Which lines of the data contain the string "Ranked"? Copy every one.

==================================================

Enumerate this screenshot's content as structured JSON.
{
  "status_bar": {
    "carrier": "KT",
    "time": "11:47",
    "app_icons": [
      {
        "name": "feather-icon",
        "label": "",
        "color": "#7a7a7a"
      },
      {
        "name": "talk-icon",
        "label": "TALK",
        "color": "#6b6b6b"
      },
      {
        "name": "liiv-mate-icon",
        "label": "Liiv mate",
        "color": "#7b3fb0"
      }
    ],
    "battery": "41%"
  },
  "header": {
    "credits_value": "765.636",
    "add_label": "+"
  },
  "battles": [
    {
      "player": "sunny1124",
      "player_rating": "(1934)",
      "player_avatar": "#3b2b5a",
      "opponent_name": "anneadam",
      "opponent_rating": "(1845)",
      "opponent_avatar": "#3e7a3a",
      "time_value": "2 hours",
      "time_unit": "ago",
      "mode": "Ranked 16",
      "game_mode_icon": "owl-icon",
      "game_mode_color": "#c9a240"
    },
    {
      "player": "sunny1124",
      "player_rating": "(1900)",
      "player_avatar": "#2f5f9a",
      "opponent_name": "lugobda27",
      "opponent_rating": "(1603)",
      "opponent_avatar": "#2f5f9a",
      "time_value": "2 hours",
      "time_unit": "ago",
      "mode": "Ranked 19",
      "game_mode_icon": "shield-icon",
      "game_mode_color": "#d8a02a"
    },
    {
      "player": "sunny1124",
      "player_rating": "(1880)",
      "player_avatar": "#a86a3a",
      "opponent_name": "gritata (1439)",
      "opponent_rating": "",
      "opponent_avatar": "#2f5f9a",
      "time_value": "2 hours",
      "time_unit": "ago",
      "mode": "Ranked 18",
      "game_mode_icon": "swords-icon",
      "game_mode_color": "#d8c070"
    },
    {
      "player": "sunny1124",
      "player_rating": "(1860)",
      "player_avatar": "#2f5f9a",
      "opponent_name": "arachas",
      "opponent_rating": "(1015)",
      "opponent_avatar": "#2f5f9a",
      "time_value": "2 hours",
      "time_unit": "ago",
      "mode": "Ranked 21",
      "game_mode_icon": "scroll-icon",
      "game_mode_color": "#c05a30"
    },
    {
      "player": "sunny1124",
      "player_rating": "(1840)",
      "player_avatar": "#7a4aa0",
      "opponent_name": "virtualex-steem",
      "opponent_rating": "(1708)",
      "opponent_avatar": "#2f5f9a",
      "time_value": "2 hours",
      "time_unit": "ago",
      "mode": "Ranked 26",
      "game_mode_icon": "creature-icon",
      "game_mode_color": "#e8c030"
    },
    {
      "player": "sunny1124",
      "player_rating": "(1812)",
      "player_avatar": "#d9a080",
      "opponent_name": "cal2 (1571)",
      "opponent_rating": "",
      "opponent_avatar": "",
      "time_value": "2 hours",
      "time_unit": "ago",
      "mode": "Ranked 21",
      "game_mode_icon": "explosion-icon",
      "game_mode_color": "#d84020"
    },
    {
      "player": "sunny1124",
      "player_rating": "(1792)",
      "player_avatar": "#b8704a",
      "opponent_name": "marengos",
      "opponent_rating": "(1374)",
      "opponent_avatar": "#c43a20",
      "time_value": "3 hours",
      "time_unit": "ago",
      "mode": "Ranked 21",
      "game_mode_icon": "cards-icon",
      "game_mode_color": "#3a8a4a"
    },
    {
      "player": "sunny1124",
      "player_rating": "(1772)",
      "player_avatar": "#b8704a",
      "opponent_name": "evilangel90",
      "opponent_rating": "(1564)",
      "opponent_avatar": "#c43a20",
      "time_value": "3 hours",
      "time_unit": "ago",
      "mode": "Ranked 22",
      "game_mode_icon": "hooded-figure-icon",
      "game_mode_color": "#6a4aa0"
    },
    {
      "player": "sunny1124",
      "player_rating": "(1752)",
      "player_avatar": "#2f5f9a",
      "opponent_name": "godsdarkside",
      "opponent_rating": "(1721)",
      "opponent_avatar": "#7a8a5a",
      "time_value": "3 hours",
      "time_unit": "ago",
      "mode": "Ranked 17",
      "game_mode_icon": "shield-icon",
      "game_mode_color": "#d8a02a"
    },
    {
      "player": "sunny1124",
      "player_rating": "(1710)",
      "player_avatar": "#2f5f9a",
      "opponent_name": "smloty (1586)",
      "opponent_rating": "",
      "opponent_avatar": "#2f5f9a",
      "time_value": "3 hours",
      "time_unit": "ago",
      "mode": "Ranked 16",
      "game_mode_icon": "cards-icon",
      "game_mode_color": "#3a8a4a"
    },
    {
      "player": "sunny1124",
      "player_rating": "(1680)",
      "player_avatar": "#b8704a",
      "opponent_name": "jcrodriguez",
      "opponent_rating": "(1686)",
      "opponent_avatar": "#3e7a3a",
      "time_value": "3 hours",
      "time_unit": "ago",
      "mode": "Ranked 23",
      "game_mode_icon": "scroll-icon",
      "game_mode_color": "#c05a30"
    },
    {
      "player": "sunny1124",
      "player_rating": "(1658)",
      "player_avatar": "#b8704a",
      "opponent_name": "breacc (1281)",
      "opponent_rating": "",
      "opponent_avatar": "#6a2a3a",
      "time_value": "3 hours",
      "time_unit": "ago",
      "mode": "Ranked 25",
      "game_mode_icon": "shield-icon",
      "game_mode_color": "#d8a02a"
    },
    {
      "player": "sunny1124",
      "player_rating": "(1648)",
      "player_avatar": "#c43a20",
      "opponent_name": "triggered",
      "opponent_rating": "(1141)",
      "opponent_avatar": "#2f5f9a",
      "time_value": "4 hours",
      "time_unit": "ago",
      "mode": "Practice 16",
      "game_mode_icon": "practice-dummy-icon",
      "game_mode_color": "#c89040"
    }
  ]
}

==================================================

Result of the task →
      "mode": "Ranked 16",
      "mode": "Ranked 19",
      "mode": "Ranked 18",
      "mode": "Ranked 21",
      "mode": "Ranked 26",
      "mode": "Ranked 21",
      "mode": "Ranked 21",
      "mode": "Ranked 22",
      "mode": "Ranked 17",
      "mode": "Ranked 16",
      "mode": "Ranked 23",
      "mode": "Ranked 25",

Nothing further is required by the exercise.